    In the future, this will include not just traffic patterns and route suggestions based on location services but also answers to questions about shopping, restaurants and attractions, all enabled through not just network transmission but also a brand that customers trust and continuously turn to.

Utility to Value: Changing the Customer Relationship

First and foremost, telecoms need to identify how they can make the most impact and create the most value in the customer relationship equation. This means focusing on building strategic use cases for industries or powering them at the nexus of their partners’ ecosystem.

Here are four recommendations for telecoms to reap the opportunities ahead:

  • Assess market needs and the competitive landscape to better understand what new products and services in non-traditional business lines will create revenue streams and opportunity potential.
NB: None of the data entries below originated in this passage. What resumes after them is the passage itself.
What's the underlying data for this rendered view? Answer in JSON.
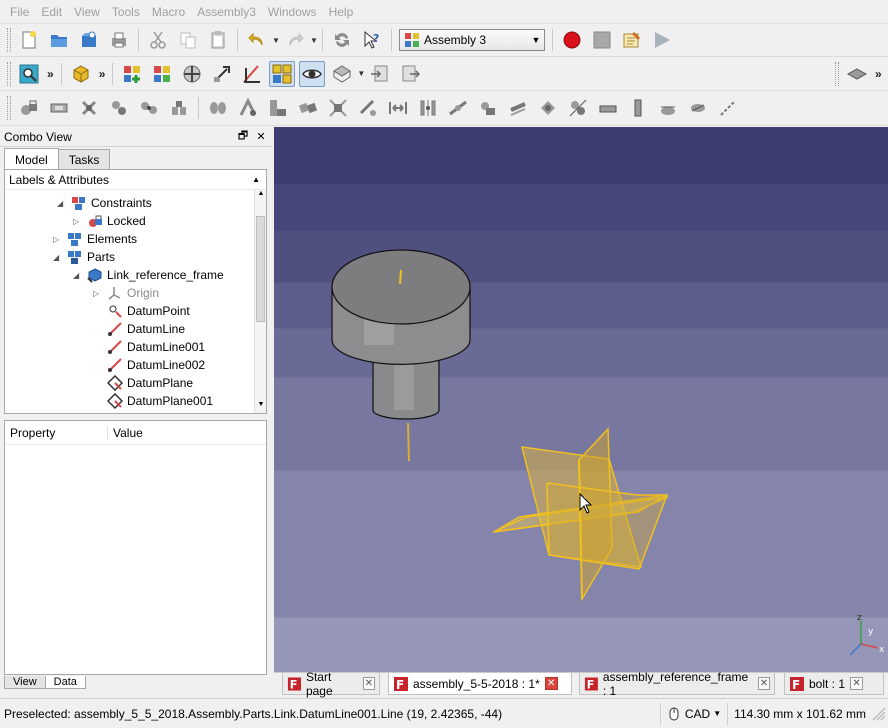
{
  "menu": [
    "File",
    "Edit",
    "View",
    "Tools",
    "Macro",
    "Assembly3",
    "Windows",
    "Help"
  ],
  "toolbar": {
    "workbench_combo": "Assembly 3",
    "workbench_icon": "assembly-workbench-icon",
    "overflow_glyph": "»"
  },
  "combo_view": {
    "title": "Combo View",
    "float_glyph": "🗗",
    "close_glyph": "✕",
    "tabs": [
      "Model",
      "Tasks"
    ],
    "tree_header": "Labels & Attributes",
    "tree": [
      {
        "label": "Constraints",
        "expander": "◢",
        "icon": "constraints-icon"
      },
      {
        "label": "Locked",
        "expander": "▷",
        "icon": "locked-constraint-icon"
      },
      {
        "label": "Elements",
        "expander": "▷",
        "icon": "elements-icon"
      },
      {
        "label": "Parts",
        "expander": "◢",
        "icon": "parts-icon"
      },
      {
        "label": "Link_reference_frame",
        "expander": "◢",
        "icon": "link-icon"
      },
      {
        "label": "Origin",
        "expander": "▷",
        "icon": "origin-icon",
        "muted": true
      },
      {
        "label": "DatumPoint",
        "expander": "",
        "icon": "datum-point-icon"
      },
      {
        "label": "DatumLine",
        "expander": "",
        "icon": "datum-line-icon"
      },
      {
        "label": "DatumLine001",
        "expander": "",
        "icon": "datum-line-icon"
      },
      {
        "label": "DatumLine002",
        "expander": "",
        "icon": "datum-line-icon"
      },
      {
        "label": "DatumPlane",
        "expander": "",
        "icon": "datum-plane-icon"
      },
      {
        "label": "DatumPlane001",
        "expander": "",
        "icon": "datum-plane-icon"
      }
    ],
    "property_columns": [
      "Property",
      "Value"
    ],
    "bottom_tabs": [
      "View",
      "Data"
    ]
  },
  "doc_tabs": [
    {
      "label": "Start page",
      "active": false
    },
    {
      "label": "assembly_5-5-2018 : 1*",
      "active": true
    },
    {
      "label": "assembly_reference_frame : 1",
      "active": false
    },
    {
      "label": "bolt : 1",
      "active": false
    }
  ],
  "doc_tab_close_glyph": "✕",
  "status": {
    "message": "Preselected: assembly_5_5_2018.Assembly.Parts.Link.DatumLine001.Line (19, 2.42365, -44)",
    "nav_style": "CAD",
    "dimensions": "114.30 mm x 101.62 mm"
  },
  "axis_labels": {
    "x": "x",
    "y": "y",
    "z": "z"
  },
  "colors": {
    "selection_yellow": "#f0c020",
    "bolt_gray": "#7f7f82",
    "view_bg_top": "#3d3d6f",
    "view_bg_bottom": "#9696b8",
    "record_red": "#d9111a"
  }
}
This will also help telecoms identify the talent gaps in skills and industry expertise between converging industries, as well as highlight which use cases are clearly defined, aligned with the market and can advance the business.
  • Work with ecosystem partners to openly share their unique strengths in designing a future state. For example, Verizon, Microsoft and Cognizant recently announced a partnership to leverage the strengths of each brand to simplify and accelerate the building of industry solutions such as a cold chain to keep medicines and food safe.
  • Assess technology strengths and weaknesses. We’ve developed a digital maturity model for telecoms to identify strengths and gaps across five key areas: infrastructure, applications, orchestration, products/business and experiences. In an upcoming blog, we provide details on each digital layer and its impact on new product, service and experience models.
  • Define a role in the ecosystem and the relationship with end users. Telecoms can choose to brand new services and products, as Telefonica has, or they can power and augment the relationships and experiences in the digital services ecosystem, as Telstra has. In Telstra’s case, the telecom needed to decide on the role it would take in the solution: interfacing with patients or powering the experience and interacting with the telemedicine partner ecosystem. Often, telecoms fail to make it clear to the industries they serve which role each ecosystem participant will play in the product/service to provide a clear brand experience.

The Road Ahead

5G presents both a challenge and an opportunity for telecoms, which must transcend the networks they’ve built and leverage them to add differentiating solutions and enhance customer experiences.

While leading telecoms have already explored investment in adjacent industry offerings, many others continue to search for ways to more organically infuse themselves in what is a continuously evolving value chain. While certainly the stakes are high for anticipating new consumer and cross-vertical needs, so will be the rewards.

To learn more, tune in to Cognizant’s GSMA virtual roundtable: “Innovating with 5G and IoT in a Virtual World.” You’ll hear Verizon, Intel and The Football Association share their experiences in driving 5G and IoT innovations in healthcare, entertainment and sports, and technology.

Daniel Weinbaum

Daniel Weinbaum

Daniel is a Senior Manager within Cognizant’s consulting arm. He helps leading media companies rethink how they interact with and monetize their... Read more

Prashanth Bhushan

Prashanth Bhushan

Prashanth Bhushan is a Senior Director at Cognizant Digital Business and has global responsibility for building and delivering solutions for communications services... Read more